But we are unique!

The workshop participants recognized that various factors impact the design of appropriate workflows for a particular collection.

  • Tradeoffs must be determined at a high level (e.g., volume of objects digitized to text vs. completeness of each record). These decisions may be dependent upon grant requirements or other externally imposed requirements.
  • Local decisions and policies may impact a digitization workflow, including institutional or collection policies.
  • Specific workflow decisions within a collection will be based upon constraints such as the quantity of personnel, available expertise, available funds, physical layout of the collection space, the method of specimen preservation, and other factors.

To overcome these issues, the DROID workshop participants produced two recommendations. The first was to approach the challenge by developing workflows specific to three broad preservation types, including 1) objects on flat sheets (typically plant specimens), 2) objects on pins (primarily insects), and 3) larger three-dimensional objects (fossils, mammals, reptiles, etc). Each high-level preservation type has enough similarity that workflows can be developed that have a reasonable number of common tasks. Participants then divided into groups, each focused on the requirements for a specific type.

A second recommendation was to develop more generalized, flexible workflows, with common tasks grouped into "modules" that could be inserted, removed or re-ordered within a collection's workflow based upon the factors described above. Workshop participants were quickly able to begin identifying “plug-and-play” modules, as well as tasks within those modules. These modules include items that may not be identified when a digitization project is first initiated but later prove necessary to the workflow, such as project management tasks, pre-digitization curation, or determination of what degree of imaging is most appropriate (e.g., all specimens, exemplars, or no specimen images). To that end, the group also discussed specific tactics for documenting workflows, methods for measuring activities to determine the optimal workflow, and continuous quality improvement activities that should periodically occur during the execution of digitization activity. The social and psychological aspects of organizational change, employee and volunteer motivation, and process re-design were also discussed.

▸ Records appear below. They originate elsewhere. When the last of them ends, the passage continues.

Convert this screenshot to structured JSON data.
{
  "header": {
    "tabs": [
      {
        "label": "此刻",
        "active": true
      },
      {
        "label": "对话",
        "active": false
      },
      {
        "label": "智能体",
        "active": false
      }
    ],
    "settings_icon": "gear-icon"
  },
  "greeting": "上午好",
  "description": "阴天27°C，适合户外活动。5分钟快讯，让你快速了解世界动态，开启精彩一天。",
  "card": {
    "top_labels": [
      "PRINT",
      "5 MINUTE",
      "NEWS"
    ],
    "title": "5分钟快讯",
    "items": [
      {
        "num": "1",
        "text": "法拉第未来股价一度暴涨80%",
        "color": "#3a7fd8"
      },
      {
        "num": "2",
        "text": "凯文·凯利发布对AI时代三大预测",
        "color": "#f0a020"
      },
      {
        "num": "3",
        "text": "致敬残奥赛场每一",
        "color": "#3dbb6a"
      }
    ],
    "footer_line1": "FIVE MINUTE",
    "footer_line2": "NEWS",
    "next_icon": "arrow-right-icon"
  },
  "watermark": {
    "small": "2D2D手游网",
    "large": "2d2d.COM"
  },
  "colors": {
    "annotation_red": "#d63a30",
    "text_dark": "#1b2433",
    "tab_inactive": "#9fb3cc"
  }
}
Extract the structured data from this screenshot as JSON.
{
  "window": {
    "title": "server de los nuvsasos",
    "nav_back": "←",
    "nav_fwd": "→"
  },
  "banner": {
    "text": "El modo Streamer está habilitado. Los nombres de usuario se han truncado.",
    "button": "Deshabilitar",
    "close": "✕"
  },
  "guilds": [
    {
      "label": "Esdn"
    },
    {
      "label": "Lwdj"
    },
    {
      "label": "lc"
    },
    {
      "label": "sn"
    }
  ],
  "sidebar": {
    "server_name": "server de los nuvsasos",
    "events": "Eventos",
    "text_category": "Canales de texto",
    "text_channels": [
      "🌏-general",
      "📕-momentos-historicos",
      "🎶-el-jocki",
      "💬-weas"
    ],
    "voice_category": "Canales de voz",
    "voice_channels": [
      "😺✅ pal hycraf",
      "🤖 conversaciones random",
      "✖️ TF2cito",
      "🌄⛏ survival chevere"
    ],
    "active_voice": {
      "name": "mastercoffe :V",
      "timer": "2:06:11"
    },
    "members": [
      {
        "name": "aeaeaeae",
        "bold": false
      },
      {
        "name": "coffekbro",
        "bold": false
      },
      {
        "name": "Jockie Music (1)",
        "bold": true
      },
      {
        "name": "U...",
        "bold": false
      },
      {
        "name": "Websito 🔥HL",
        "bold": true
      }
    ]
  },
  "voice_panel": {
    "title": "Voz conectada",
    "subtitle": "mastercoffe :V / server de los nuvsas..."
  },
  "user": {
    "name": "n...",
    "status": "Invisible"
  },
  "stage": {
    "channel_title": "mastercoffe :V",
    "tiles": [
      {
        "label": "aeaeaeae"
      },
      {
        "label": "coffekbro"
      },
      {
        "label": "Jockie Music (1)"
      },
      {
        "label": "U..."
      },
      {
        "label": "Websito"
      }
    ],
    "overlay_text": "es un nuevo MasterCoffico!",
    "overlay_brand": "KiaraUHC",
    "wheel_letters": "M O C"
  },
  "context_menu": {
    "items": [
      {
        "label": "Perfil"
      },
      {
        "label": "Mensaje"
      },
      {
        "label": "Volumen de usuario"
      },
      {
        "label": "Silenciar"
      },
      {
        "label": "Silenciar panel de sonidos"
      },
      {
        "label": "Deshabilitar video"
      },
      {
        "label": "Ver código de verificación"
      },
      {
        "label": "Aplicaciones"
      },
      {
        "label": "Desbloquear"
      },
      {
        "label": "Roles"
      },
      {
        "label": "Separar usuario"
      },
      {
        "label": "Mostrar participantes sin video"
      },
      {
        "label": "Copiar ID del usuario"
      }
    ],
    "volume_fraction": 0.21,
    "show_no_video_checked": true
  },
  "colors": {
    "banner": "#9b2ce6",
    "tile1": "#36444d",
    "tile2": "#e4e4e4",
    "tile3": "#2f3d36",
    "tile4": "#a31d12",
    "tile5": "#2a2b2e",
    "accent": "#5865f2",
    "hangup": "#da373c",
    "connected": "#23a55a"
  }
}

Pulling it all together

Moving forward, a Working Group of participants will have a modular workflow for "objects on flat sheets" drafted by the end of July. This draft workflow will be open to the community for comments to help improve and refine the documentation. A "final" version will ultimately be posted on the iDigBio website, however, optimized workflows and workflow modules will be subject to continuous improvement as new insights and tools are applied. Following workflow design and documentation for "objects on flat sheets", the group will draft workflows for additional preservation types that will also be posted, released for comment, and then published as a living document.

Ultimately, the organizers and participants expect to produce digitization workflows that help the community in three ways:

  • Avoid Duplication of Effort - prevent others from "reinventing the wheel"
  • Take Small Steps - produce incremental improvements in digitization speed and quality
  • Take Giant Leaps - produce documentation that sparks and spreads innovation

The DROID workshop was organized by Integrated Digitized Biocollections (iDigBio), a National Resource Center at the University of Florida and Florida State University, in collaboration with the Botanical Research Institute of Texas, Yale University, and the University of Kansas. The workshop is supported by the U.S. National Science Foundation’s Office of Cyberinfrastructure and Directorate for Biological Sciences, through the Scientific Software Innovation Institutes (S2I2) and Advancing Digitization of Biodiversity Collections (ADBC) Programs.

We would like to thank all who contributed to the preparation of the workshop, who attended, and who continue the important work of finalizing the effort that was catalyzed by the workshop.

The agenda, workshop recordings, and presentations are available via links beside the DROID Workshop section of the iDigBio Workshop Summary Wiki Page.